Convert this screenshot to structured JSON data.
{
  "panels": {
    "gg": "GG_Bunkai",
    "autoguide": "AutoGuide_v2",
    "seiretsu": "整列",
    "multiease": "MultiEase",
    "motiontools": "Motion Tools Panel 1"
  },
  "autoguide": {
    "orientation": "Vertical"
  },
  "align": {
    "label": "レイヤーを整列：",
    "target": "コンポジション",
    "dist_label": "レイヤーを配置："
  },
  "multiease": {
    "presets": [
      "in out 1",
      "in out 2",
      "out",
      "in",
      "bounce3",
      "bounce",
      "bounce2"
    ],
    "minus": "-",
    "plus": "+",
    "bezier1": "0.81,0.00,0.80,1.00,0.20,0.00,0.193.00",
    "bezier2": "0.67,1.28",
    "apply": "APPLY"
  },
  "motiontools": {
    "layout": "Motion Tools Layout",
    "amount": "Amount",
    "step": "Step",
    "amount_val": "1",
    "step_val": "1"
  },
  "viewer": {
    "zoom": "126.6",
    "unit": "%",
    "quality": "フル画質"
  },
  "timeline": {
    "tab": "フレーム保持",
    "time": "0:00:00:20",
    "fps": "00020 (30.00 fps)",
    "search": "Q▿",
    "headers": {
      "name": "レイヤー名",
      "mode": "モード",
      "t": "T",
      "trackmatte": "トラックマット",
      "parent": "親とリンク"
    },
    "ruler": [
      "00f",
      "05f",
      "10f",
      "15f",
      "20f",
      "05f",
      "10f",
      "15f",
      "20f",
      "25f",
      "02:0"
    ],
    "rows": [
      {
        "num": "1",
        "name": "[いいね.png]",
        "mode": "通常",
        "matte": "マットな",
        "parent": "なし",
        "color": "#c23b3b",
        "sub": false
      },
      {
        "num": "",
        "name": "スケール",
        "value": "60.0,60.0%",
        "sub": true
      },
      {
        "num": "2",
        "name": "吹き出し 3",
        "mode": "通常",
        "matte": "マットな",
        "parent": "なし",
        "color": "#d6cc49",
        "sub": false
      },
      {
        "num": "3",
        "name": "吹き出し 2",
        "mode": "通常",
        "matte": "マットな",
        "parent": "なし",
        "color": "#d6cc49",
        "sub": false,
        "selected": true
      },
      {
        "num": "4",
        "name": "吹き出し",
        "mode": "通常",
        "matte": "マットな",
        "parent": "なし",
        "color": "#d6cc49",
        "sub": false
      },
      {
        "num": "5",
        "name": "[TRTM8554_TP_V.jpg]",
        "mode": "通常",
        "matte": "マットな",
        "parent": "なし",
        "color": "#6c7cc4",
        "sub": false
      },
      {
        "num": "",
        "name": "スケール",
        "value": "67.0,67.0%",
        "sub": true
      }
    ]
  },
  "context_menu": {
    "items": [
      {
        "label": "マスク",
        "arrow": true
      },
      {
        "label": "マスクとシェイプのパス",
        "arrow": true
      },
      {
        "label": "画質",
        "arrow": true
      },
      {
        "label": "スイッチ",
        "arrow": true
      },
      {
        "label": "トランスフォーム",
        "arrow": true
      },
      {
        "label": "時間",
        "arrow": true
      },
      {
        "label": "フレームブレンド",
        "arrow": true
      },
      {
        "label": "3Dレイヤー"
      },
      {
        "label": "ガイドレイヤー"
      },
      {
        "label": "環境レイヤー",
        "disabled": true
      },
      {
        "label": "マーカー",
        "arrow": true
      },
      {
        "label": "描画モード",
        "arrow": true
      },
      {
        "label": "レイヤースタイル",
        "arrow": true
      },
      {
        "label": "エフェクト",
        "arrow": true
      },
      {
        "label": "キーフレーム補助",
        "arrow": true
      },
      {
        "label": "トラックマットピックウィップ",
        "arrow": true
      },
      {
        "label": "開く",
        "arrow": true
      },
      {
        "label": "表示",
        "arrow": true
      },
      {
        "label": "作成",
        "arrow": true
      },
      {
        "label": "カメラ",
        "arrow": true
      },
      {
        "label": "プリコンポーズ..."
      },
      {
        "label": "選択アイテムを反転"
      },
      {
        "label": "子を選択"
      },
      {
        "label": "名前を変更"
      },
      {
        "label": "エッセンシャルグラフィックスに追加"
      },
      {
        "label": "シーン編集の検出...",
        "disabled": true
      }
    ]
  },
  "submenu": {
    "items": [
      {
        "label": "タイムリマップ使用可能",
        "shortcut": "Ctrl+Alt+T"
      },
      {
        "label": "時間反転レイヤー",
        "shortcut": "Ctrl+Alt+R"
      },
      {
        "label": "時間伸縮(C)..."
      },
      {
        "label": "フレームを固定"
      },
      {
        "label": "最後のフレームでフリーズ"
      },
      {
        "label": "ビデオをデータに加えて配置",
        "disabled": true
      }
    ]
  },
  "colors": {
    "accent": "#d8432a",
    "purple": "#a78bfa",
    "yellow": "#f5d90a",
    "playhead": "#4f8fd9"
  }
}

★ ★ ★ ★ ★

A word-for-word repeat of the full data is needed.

Convert this screenshot to structured JSON data.
{
  "panels": {
    "gg": "GG_Bunkai",
    "autoguide": "AutoGuide_v2",
    "seiretsu": "整列",
    "multiease": "MultiEase",
    "motiontools": "Motion Tools Panel 1"
  },
  "autoguide": {
    "orientation": "Vertical"
  },
  "align": {
    "label": "レイヤーを整列：",
    "target": "コンポジション",
    "dist_label": "レイヤーを配置："
  },
  "multiease": {
    "presets": [
      "in out 1",
      "in out 2",
      "out",
      "in",
      "bounce3",
      "bounce",
      "bounce2"
    ],
    "minus": "-",
    "plus": "+",
    "bezier1": "0.81,0.00,0.80,1.00,0.20,0.00,0.193.00",
    "bezier2": "0.67,1.28",
    "apply": "APPLY"
  },
  "motiontools": {
    "layout": "Motion Tools Layout",
    "amount": "Amount",
    "step": "Step",
    "amount_val": "1",
    "step_val": "1"
  },
  "viewer": {
    "zoom": "126.6",
    "unit": "%",
    "quality": "フル画質"
  },
  "timeline": {
    "tab": "フレーム保持",
    "time": "0:00:00:20",
    "fps": "00020 (30.00 fps)",
    "search": "Q▿",
    "headers": {
      "name": "レイヤー名",
      "mode": "モード",
      "t": "T",
      "trackmatte": "トラックマット",
      "parent": "親とリンク"
    },
    "ruler": [
      "00f",
      "05f",
      "10f",
      "15f",
      "20f",
      "05f",
      "10f",
      "15f",
      "20f",
      "25f",
      "02:0"
    ],
    "rows": [
      {
        "num": "1",
        "name": "[いいね.png]",
        "mode": "通常",
        "matte": "マットな",
        "parent": "なし",
        "color": "#c23b3b",
        "sub": false
      },
      {
        "num": "",
        "name": "スケール",
        "value": "60.0,60.0%",
        "sub": true
      },
      {
        "num": "2",
        "name": "吹き出し 3",
        "mode": "通常",
        "matte": "マットな",
        "parent": "なし",
        "color": "#d6cc49",
        "sub": false
      },
      {
        "num": "3",
        "name": "吹き出し 2",
        "mode": "通常",
        "matte": "マットな",
        "parent": "なし",
        "color": "#d6cc49",
        "sub": false,
        "selected": true
      },
      {
        "num": "4",
        "name": "吹き出し",
        "mode": "通常",
        "matte": "マットな",
        "parent": "なし",
        "color": "#d6cc49",
        "sub": false
      },
      {
        "num": "5",
        "name": "[TRTM8554_TP_V.jpg]",
        "mode": "通常",
        "matte": "マットな",
        "parent": "なし",
        "color": "#6c7cc4",
        "sub": false
      },
      {
        "num": "",
        "name": "スケール",
        "value": "67.0,67.0%",
        "sub": true
      }
    ]
  },
  "context_menu": {
    "items": [
      {
        "label": "マスク",
        "arrow": true
      },
      {
        "label": "マスクとシェイプのパス",
        "arrow": true
      },
      {
        "label": "画質",
        "arrow": true
      },
      {
        "label": "スイッチ",
        "arrow": true
      },
      {
        "label": "トランスフォーム",
        "arrow": true
      },
      {
        "label": "時間",
        "arrow": true
      },
      {
        "label": "フレームブレンド",
        "arrow": true
      },
      {
        "label": "3Dレイヤー"
      },
      {
        "label": "ガイドレイヤー"
      },
      {
        "label": "環境レイヤー",
        "disabled": true
      },
      {
        "label": "マーカー",
        "arrow": true
      },
      {
        "label": "描画モード",
        "arrow": true
      },
      {
        "label": "レイヤースタイル",
        "arrow": true
      },
      {
        "label": "エフェクト",
        "arrow": true
      },
      {
        "label": "キーフレーム補助",
        "arrow": true
      },
      {
        "label": "トラックマットピックウィップ",
        "arrow": true
      },
      {
        "label": "開く",
        "arrow": true
      },
      {
        "label": "表示",
        "arrow": true
      },
      {
        "label": "作成",
        "arrow": true
      },
      {
        "label": "カメラ",
        "arrow": true
      },
      {
        "label": "プリコンポーズ..."
      },
      {
        "label": "選択アイテムを反転"
      },
      {
        "label": "子を選択"
      },
      {
        "label": "名前を変更"
      },
      {
        "label": "エッセンシャルグラフィックスに追加"
      },
      {
        "label": "シーン編集の検出...",
        "disabled": true
      }
    ]
  },
  "submenu": {
    "items": [
      {
        "label": "タイムリマップ使用可能",
        "shortcut": "Ctrl+Alt+T"
      },
      {
        "label": "時間反転レイヤー",
        "shortcut": "Ctrl+Alt+R"
      },
      {
        "label": "時間伸縮(C)..."
      },
      {
        "label": "フレームを固定"
      },
      {
        "label": "最後のフレームでフリーズ"
      },
      {
        "label": "ビデオをデータに加えて配置",
        "disabled": true
      }
    ]
  },
  "colors": {
    "accent": "#d8432a",
    "purple": "#a78bfa",
    "yellow": "#f5d90a",
    "playhead": "#4f8fd9"
  }
}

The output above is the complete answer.